5 Things to Know Before Searching for a Modular Homes in PA
Buying a home is a huge financial decision in a person’s life, regardless if you are a first time home buyer or you’re shopping for your retirement home. Modular homes in PA are becoming a popular option for many home buyers because of the lower cost of construction, and the level of customization available from most home builders today. However, home buyers can easily become overwhelmed if they are not properly prepared to begin their modular home shopping.
RidgeCrest Home Sales wants all home buyers to be prepared so their home buying experience is a good memory to share. Before visiting a modular home builder in PA, be prepared with these 5 things:

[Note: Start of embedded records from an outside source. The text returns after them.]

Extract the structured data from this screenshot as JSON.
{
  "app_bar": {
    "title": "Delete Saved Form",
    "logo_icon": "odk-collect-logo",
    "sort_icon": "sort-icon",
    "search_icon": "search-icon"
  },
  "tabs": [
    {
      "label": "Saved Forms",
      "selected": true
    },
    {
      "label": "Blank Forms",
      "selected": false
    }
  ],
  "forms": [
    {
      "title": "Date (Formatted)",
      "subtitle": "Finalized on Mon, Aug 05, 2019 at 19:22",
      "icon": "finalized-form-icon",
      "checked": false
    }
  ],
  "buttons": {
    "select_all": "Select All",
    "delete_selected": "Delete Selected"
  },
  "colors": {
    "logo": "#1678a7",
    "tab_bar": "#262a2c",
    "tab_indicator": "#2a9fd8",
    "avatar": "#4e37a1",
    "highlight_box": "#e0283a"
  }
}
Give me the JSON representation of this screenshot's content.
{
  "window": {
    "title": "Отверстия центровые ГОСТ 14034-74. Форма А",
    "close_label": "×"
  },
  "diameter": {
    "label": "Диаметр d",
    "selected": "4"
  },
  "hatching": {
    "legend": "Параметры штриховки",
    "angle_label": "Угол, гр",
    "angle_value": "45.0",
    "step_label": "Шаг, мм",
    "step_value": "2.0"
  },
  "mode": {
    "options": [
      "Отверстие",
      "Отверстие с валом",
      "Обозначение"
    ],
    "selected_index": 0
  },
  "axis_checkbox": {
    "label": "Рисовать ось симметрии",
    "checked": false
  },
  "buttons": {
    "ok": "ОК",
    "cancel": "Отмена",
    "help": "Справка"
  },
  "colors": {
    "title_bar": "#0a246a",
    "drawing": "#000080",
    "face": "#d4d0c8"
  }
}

1. What modular home style are you considering?
Modular homes, like stick-built homes, come in a large variety of styles. When choosing a floor plan, it’s important to first consider what type of space and style you need. The size of your family, how you plan to utilize the space, and your available budget should all be considered before beginning your floor plan search. Cape Cod, Ranch, & Two-Story styles are available, and can be completely customized to fit your needs. Although some new home buyers are unaware of the flexibility of modular home building, we can certainly build multiple levels in a variety of roof pitches and exterior finishes.
2. Where will you be placing your home?
When shopping for your new modular home, it’s important to consider the lot you’ll be placing your home on. Depending on the size and shape of your property, you may want an end entry home with a porch, or a walk out basement with French doors. The lay of the land will also determine whether or not a crane is necessary or if the home can be rolled onto the foundation. In addition, it’s important to have your builder visit the property to
determine if there are any obstacles to overcome during delivery and set up of the home such as narrow roads, overhanging trees, or power line wires.
Depending on whether or not your lot is located in a development, there may be a homeowner’s association rules governing minimum square footage requirements or exterior add-ons such as a garage or porch.
3. What are your “must-haves”?
Regardless of whether you are shopping for a stick-built home or a modular home, you need to have a list of amenities and space you absolutely must have. For example – if you are a family of three but you are considering growing to four, you’ll want an additional bedroom now, rather than struggling to find space later. Do you enjoy cooking and find you have a need for storage space in your kitchen? You may want to consider homes that have, or have the option of adding, a pantry, and a kitchen design with plenty of counter space.
Common customizable options include:
- Optional kitchen designs
- Optional master suite designs
- Butler’s pantry
- Porch space
- An office/study
- A spare bedroom
4. What is your budget?
When considering your overall budget, it’s important to consider that the cost of the home is only a portion of the total price. Your foundation, excavation, utility hookups, steps/decks, etc. are all necessary items that must be completed prior to occupying the home. Depending on whether or not you want the project completed “to meet code requirements”, or want to include construction add-ons such as a covered porch, breezeway, or garage, the site work could be as much as the cost of the home. In addition, your site may require additional work to properly prepare for the home’s arrival. Your builder should be able to give you a budget allowance for site work so you can plan how much you’ll be able to spend on the home.
5. Are you able to obtain financing?
Buyers interested in purchasing a modular home should be able to obtain financing from any mortgage lender, assuming they have good credit history and meet the income requirements. Modular homes are comparable to stick-built homes and will be held to the same appraisal standards. Prior to beginning your new home search, you may want to contact a few lenders to inquire about their construction loan programs. Once you find someone you’re comfortable working with, it’s a good idea to get a preapproval. This doesn’t bind you to a particular lender or builder, but lets you know how much you’re eligible to borrow. You’ll have a clearer picture of what you can comfortably afford and be able to narrow down your home search.